Exercise objective — Extract all of the data and reproduce it precisely.

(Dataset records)
....................

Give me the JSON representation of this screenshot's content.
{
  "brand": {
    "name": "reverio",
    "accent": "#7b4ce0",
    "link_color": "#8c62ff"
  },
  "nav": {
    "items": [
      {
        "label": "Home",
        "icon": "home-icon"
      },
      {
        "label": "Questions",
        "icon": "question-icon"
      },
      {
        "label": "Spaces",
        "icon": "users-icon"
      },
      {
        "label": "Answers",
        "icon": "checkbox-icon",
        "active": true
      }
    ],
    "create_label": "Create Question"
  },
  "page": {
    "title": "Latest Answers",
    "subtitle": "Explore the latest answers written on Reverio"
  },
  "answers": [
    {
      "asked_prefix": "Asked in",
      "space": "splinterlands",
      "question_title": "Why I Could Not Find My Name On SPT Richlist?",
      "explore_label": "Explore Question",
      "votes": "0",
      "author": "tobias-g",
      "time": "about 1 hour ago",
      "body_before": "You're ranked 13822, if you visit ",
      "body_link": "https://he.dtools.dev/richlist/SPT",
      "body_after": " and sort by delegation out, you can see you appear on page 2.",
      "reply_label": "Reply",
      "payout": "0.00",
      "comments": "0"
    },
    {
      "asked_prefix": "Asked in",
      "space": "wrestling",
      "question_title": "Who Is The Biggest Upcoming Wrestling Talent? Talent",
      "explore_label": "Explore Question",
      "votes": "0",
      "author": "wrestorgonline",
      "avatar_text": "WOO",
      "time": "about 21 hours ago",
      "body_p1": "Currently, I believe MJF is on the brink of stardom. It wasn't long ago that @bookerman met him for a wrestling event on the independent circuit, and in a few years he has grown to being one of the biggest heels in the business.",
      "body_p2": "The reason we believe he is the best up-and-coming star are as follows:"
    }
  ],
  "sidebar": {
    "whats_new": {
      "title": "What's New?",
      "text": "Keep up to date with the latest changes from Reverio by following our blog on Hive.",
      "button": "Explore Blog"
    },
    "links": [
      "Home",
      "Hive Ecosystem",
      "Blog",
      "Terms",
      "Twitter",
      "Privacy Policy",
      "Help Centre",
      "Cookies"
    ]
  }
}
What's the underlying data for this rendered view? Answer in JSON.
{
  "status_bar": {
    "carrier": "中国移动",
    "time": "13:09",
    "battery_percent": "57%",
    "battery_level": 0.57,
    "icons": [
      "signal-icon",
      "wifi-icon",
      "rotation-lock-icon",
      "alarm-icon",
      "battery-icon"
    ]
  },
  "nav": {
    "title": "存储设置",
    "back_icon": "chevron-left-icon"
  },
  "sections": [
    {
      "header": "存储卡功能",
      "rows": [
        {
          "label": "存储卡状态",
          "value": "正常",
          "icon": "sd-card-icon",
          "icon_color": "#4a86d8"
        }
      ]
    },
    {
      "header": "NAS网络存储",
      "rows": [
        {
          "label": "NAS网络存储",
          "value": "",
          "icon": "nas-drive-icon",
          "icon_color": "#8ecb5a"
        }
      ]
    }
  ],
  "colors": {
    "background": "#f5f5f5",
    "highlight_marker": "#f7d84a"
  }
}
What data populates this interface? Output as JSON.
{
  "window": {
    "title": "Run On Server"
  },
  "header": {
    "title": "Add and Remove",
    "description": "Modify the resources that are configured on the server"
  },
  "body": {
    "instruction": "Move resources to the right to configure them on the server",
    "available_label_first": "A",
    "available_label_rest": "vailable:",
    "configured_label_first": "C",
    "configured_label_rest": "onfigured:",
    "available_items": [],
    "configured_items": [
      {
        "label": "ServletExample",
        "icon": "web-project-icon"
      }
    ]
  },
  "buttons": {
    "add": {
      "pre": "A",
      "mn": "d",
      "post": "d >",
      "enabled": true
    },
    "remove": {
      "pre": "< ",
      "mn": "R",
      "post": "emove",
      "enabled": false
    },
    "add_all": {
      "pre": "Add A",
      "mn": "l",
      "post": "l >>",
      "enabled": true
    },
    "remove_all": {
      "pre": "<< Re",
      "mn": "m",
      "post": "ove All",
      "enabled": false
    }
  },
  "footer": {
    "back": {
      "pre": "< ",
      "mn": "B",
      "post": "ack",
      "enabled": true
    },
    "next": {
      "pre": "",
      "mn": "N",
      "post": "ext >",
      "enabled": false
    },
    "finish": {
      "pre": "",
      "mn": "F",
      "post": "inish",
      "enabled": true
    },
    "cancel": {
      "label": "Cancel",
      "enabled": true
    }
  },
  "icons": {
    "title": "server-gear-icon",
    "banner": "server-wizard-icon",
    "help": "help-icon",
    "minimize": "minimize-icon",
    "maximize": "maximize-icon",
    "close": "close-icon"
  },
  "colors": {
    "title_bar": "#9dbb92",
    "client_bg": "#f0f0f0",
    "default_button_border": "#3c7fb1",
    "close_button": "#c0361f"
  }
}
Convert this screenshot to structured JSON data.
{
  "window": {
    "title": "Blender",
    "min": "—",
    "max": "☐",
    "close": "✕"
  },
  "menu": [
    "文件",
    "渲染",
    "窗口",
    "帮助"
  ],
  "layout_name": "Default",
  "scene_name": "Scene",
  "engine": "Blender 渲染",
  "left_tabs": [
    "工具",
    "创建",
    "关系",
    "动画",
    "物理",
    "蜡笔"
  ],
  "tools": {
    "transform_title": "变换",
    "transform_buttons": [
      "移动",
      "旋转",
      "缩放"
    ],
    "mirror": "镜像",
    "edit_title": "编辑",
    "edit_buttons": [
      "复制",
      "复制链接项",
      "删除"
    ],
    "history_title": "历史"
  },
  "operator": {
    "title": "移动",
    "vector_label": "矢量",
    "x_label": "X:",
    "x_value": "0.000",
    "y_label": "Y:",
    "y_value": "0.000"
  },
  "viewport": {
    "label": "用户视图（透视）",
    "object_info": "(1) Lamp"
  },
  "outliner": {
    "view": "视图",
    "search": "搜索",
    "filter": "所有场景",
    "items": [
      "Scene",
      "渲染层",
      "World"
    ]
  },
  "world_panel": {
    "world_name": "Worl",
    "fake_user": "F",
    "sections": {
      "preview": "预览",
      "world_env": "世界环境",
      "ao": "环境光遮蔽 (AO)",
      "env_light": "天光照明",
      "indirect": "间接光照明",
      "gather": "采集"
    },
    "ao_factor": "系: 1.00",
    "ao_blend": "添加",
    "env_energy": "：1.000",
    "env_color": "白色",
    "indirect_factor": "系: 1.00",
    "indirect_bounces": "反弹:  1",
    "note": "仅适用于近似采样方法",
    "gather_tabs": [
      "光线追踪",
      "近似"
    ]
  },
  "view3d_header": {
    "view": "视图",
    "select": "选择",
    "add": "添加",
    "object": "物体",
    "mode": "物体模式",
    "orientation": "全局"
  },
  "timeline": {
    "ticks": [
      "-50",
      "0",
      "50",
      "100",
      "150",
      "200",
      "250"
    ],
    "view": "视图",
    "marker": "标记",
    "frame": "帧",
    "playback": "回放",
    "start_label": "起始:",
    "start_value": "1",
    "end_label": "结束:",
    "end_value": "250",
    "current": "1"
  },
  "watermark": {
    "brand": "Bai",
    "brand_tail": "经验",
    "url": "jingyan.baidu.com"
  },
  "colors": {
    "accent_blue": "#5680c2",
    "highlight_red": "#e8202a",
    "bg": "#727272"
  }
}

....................

Result below —
Give me the JSON representation of this screenshot's content.
{
  "brand": {
    "name": "reverio",
    "accent": "#7b4ce0",
    "link_color": "#8c62ff"
  },
  "nav": {
    "items": [
      {
        "label": "Home",
        "icon": "home-icon"
      },
      {
        "label": "Questions",
        "icon": "question-icon"
      },
      {
        "label": "Spaces",
        "icon": "users-icon"
      },
      {
        "label": "Answers",
        "icon": "checkbox-icon",
        "active": true
      }
    ],
    "create_label": "Create Question"
  },
  "page": {
    "title": "Latest Answers",
    "subtitle": "Explore the latest answers written on Reverio"
  },
  "answers": [
    {
      "asked_prefix": "Asked in",
      "space": "splinterlands",
      "question_title": "Why I Could Not Find My Name On SPT Richlist?",
      "explore_label": "Explore Question",
      "votes": "0",
      "author": "tobias-g",
      "time": "about 1 hour ago",
      "body_before": "You're ranked 13822, if you visit ",
      "body_link": "https://he.dtools.dev/richlist/SPT",
      "body_after": " and sort by delegation out, you can see you appear on page 2.",
      "reply_label": "Reply",
      "payout": "0.00",
      "comments": "0"
    },
    {
      "asked_prefix": "Asked in",
      "space": "wrestling",
      "question_title": "Who Is The Biggest Upcoming Wrestling Talent? Talent",
      "explore_label": "Explore Question",
      "votes": "0",
      "author": "wrestorgonline",
      "avatar_text": "WOO",
      "time": "about 21 hours ago",
      "body_p1": "Currently, I believe MJF is on the brink of stardom. It wasn't long ago that @bookerman met him for a wrestling event on the independent circuit, and in a few years he has grown to being one of the biggest heels in the business.",
      "body_p2": "The reason we believe he is the best up-and-coming star are as follows:"
    }
  ],
  "sidebar": {
    "whats_new": {
      "title": "What's New?",
      "text": "Keep up to date with the latest changes from Reverio by following our blog on Hive.",
      "button": "Explore Blog"
    },
    "links": [
      "Home",
      "Hive Ecosystem",
      "Blog",
      "Terms",
      "Twitter",
      "Privacy Policy",
      "Help Centre",
      "Cookies"
    ]
  }
}
What's the underlying data for this rendered view? Answer in JSON.
{
  "status_bar": {
    "carrier": "中国移动",
    "time": "13:09",
    "battery_percent": "57%",
    "battery_level": 0.57,
    "icons": [
      "signal-icon",
      "wifi-icon",
      "rotation-lock-icon",
      "alarm-icon",
      "battery-icon"
    ]
  },
  "nav": {
    "title": "存储设置",
    "back_icon": "chevron-left-icon"
  },
  "sections": [
    {
      "header": "存储卡功能",
      "rows": [
        {
          "label": "存储卡状态",
          "value": "正常",
          "icon": "sd-card-icon",
          "icon_color": "#4a86d8"
        }
      ]
    },
    {
      "header": "NAS网络存储",
      "rows": [
        {
          "label": "NAS网络存储",
          "value": "",
          "icon": "nas-drive-icon",
          "icon_color": "#8ecb5a"
        }
      ]
    }
  ],
  "colors": {
    "background": "#f5f5f5",
    "highlight_marker": "#f7d84a"
  }
}
What data populates this interface? Output as JSON.
{
  "window": {
    "title": "Run On Server"
  },
  "header": {
    "title": "Add and Remove",
    "description": "Modify the resources that are configured on the server"
  },
  "body": {
    "instruction": "Move resources to the right to configure them on the server",
    "available_label_first": "A",
    "available_label_rest": "vailable:",
    "configured_label_first": "C",
    "configured_label_rest": "onfigured:",
    "available_items": [],
    "configured_items": [
      {
        "label": "ServletExample",
        "icon": "web-project-icon"
      }
    ]
  },
  "buttons": {
    "add": {
      "pre": "A",
      "mn": "d",
      "post": "d >",
      "enabled": true
    },
    "remove": {
      "pre": "< ",
      "mn": "R",
      "post": "emove",
      "enabled": false
    },
    "add_all": {
      "pre": "Add A",
      "mn": "l",
      "post": "l >>",
      "enabled": true
    },
    "remove_all": {
      "pre": "<< Re",
      "mn": "m",
      "post": "ove All",
      "enabled": false
    }
  },
  "footer": {
    "back": {
      "pre": "< ",
      "mn": "B",
      "post": "ack",
      "enabled": true
    },
    "next": {
      "pre": "",
      "mn": "N",
      "post": "ext >",
      "enabled": false
    },
    "finish": {
      "pre": "",
      "mn": "F",
      "post": "inish",
      "enabled": true
    },
    "cancel": {
      "label": "Cancel",
      "enabled": true
    }
  },
  "icons": {
    "title": "server-gear-icon",
    "banner": "server-wizard-icon",
    "help": "help-icon",
    "minimize": "minimize-icon",
    "maximize": "maximize-icon",
    "close": "close-icon"
  },
  "colors": {
    "title_bar": "#9dbb92",
    "client_bg": "#f0f0f0",
    "default_button_border": "#3c7fb1",
    "close_button": "#c0361f"
  }
}
Convert this screenshot to structured JSON data.
{
  "window": {
    "title": "Blender",
    "min": "—",
    "max": "☐",
    "close": "✕"
  },
  "menu": [
    "文件",
    "渲染",
    "窗口",
    "帮助"
  ],
  "layout_name": "Default",
  "scene_name": "Scene",
  "engine": "Blender 渲染",
  "left_tabs": [
    "工具",
    "创建",
    "关系",
    "动画",
    "物理",
    "蜡笔"
  ],
  "tools": {
    "transform_title": "变换",
    "transform_buttons": [
      "移动",
      "旋转",
      "缩放"
    ],
    "mirror": "镜像",
    "edit_title": "编辑",
    "edit_buttons": [
      "复制",
      "复制链接项",
      "删除"
    ],
    "history_title": "历史"
  },
  "operator": {
    "title": "移动",
    "vector_label": "矢量",
    "x_label": "X:",
    "x_value": "0.000",
    "y_label": "Y:",
    "y_value": "0.000"
  },
  "viewport": {
    "label": "用户视图（透视）",
    "object_info": "(1) Lamp"
  },
  "outliner": {
    "view": "视图",
    "search": "搜索",
    "filter": "所有场景",
    "items": [
      "Scene",
      "渲染层",
      "World"
    ]
  },
  "world_panel": {
    "world_name": "Worl",
    "fake_user": "F",
    "sections": {
      "preview": "预览",
      "world_env": "世界环境",
      "ao": "环境光遮蔽 (AO)",
      "env_light": "天光照明",
      "indirect": "间接光照明",
      "gather": "采集"
    },
    "ao_factor": "系: 1.00",
    "ao_blend": "添加",
    "env_energy": "：1.000",
    "env_color": "白色",
    "indirect_factor": "系: 1.00",
    "indirect_bounces": "反弹:  1",
    "note": "仅适用于近似采样方法",
    "gather_tabs": [
      "光线追踪",
      "近似"
    ]
  },
  "view3d_header": {
    "view": "视图",
    "select": "选择",
    "add": "添加",
    "object": "物体",
    "mode": "物体模式",
    "orientation": "全局"
  },
  "timeline": {
    "ticks": [
      "-50",
      "0",
      "50",
      "100",
      "150",
      "200",
      "250"
    ],
    "view": "视图",
    "marker": "标记",
    "frame": "帧",
    "playback": "回放",
    "start_label": "起始:",
    "start_value": "1",
    "end_label": "结束:",
    "end_value": "250",
    "current": "1"
  },
  "watermark": {
    "brand": "Bai",
    "brand_tail": "经验",
    "url": "jingyan.baidu.com"
  },
  "colors": {
    "accent_blue": "#5680c2",
    "highlight_red": "#e8202a",
    "bg": "#727272"
  }
}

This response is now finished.